* [PROVIDED RECORDS]
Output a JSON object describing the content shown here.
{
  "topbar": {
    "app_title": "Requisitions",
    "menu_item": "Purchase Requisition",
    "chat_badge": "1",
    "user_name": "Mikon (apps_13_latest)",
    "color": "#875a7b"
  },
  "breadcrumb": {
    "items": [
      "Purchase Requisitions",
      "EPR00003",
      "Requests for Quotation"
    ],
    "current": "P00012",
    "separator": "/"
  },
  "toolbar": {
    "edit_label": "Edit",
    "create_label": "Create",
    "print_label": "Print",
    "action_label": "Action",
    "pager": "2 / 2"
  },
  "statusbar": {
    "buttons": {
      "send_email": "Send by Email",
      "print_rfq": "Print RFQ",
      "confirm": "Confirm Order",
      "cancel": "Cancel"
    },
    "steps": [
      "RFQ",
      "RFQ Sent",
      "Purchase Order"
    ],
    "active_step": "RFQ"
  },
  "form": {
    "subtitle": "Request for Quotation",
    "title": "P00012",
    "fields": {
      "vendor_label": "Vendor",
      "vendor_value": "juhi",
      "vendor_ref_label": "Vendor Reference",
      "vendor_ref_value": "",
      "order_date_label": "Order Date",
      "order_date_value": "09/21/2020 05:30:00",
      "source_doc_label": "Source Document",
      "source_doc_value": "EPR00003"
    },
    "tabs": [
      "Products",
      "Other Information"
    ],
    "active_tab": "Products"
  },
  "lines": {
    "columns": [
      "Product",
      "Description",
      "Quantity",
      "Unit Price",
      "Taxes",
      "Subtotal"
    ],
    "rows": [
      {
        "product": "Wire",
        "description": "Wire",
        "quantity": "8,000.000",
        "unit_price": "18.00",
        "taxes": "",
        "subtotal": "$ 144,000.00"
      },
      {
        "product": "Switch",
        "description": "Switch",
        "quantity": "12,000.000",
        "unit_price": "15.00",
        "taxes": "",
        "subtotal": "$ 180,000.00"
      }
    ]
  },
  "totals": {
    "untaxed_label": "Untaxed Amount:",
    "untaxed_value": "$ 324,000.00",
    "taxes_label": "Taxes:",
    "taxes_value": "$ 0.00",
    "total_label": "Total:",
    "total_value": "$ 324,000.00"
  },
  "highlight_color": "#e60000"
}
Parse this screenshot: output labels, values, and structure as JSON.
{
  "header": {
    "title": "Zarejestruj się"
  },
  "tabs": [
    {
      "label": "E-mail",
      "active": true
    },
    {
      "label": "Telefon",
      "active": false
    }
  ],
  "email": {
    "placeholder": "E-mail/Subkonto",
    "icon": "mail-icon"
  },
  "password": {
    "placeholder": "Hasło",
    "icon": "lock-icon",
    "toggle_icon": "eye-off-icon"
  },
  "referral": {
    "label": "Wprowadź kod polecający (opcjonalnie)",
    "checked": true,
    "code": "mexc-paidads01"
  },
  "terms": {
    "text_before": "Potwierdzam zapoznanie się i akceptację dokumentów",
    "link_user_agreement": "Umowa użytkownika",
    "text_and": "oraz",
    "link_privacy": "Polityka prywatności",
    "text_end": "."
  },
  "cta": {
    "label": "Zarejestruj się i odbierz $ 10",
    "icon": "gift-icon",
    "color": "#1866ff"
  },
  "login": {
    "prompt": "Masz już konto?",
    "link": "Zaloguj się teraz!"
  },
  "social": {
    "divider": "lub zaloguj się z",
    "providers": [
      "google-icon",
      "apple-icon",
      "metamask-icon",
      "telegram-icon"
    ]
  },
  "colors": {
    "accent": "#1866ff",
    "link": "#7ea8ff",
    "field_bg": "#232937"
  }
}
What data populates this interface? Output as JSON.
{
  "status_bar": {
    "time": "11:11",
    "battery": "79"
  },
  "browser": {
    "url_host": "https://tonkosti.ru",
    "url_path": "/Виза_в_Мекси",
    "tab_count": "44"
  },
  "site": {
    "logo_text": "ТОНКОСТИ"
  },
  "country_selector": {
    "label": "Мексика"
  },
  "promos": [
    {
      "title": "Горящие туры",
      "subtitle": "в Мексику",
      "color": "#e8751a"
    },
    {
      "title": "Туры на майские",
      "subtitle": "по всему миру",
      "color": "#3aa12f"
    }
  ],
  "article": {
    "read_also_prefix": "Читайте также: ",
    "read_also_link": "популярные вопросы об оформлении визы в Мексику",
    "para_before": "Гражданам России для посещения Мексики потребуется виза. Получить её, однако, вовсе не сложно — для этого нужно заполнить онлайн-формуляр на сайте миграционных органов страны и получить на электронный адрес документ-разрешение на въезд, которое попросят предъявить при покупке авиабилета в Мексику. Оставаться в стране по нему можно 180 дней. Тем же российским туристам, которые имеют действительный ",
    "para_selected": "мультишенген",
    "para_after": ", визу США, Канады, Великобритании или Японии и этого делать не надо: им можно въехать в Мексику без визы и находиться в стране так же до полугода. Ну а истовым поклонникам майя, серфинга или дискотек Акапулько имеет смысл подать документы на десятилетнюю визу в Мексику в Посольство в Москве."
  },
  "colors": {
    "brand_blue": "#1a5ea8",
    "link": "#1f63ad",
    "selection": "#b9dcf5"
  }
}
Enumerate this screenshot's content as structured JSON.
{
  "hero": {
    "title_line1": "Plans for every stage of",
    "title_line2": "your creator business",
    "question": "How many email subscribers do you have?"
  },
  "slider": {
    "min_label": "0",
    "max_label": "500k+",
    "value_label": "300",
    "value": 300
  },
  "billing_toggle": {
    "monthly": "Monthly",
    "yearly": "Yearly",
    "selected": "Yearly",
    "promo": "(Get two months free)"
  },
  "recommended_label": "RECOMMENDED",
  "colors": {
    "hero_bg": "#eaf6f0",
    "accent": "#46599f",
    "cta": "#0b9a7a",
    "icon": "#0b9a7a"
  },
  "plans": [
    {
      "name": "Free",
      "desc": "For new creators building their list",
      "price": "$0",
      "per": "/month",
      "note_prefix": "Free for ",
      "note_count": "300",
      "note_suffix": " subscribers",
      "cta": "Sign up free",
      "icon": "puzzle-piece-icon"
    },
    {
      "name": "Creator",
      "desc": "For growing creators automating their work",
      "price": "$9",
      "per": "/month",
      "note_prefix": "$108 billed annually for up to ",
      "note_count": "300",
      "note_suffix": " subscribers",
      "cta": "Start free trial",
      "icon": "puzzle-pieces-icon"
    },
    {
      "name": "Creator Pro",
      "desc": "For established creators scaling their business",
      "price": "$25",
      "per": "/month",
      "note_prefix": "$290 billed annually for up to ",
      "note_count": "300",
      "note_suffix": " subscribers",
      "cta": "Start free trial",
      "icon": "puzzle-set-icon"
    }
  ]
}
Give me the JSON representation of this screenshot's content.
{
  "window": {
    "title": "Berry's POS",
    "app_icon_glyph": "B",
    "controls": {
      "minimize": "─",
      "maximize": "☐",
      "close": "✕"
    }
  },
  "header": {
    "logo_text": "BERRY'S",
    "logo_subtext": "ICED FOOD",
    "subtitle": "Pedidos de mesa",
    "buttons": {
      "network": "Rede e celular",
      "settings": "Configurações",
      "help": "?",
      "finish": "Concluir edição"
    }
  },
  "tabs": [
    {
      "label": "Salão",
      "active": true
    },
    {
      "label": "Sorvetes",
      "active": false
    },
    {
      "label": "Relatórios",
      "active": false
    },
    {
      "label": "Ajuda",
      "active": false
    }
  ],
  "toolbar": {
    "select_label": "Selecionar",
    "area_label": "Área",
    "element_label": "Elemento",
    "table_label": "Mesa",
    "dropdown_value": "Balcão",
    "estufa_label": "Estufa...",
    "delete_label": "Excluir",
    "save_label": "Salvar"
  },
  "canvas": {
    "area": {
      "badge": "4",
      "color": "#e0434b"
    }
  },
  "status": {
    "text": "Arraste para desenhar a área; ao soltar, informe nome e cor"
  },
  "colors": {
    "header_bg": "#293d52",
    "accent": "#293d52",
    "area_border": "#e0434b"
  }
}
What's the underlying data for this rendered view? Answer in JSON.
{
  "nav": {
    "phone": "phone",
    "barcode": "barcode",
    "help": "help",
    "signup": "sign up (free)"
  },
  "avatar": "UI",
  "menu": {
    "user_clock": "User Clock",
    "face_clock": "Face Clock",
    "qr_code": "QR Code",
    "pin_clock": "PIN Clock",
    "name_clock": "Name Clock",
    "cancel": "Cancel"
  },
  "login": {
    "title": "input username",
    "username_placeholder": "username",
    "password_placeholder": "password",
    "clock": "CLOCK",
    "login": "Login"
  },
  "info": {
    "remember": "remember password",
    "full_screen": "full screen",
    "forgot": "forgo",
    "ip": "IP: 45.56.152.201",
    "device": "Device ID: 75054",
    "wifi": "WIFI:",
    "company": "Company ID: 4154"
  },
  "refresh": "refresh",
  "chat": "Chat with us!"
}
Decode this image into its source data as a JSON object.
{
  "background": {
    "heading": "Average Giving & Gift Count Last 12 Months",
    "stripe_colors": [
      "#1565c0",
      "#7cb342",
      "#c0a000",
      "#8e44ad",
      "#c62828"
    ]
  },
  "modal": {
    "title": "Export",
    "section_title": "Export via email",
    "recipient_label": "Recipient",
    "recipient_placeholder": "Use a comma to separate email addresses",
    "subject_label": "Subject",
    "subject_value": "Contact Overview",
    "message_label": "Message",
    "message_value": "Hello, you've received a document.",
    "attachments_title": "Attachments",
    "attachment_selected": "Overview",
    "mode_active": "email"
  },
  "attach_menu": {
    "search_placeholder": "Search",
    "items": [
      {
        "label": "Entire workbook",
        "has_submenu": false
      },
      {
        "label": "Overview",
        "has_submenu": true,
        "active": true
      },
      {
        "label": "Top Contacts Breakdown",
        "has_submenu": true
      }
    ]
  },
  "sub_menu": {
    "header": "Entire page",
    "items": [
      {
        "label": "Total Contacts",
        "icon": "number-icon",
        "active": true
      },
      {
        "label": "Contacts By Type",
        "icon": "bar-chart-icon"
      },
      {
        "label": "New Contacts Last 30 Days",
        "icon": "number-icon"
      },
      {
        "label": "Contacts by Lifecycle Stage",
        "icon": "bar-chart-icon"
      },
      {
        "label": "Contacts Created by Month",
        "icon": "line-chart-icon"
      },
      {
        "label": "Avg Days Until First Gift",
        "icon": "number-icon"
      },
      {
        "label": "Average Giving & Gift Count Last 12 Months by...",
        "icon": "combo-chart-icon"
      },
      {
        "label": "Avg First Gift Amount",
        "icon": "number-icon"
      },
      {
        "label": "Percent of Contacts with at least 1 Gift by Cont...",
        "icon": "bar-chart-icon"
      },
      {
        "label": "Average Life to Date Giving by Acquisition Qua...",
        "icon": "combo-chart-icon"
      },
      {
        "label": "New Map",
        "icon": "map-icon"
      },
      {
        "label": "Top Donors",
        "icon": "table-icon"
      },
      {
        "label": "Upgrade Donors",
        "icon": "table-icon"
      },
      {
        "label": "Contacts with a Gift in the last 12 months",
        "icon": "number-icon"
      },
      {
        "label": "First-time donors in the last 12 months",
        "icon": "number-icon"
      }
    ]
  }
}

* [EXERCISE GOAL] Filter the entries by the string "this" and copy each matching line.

* [SOLUTION]
Parse this screenshot: output labels, values, and structure as JSON.
What data populates this interface? Output as JSON.
Enumerate this screenshot's content as structured JSON.
Give me the JSON representation of this screenshot's content.
What's the underlying data for this rendered view? Answer in JSON.
Decode this image into its source data as a JSON object.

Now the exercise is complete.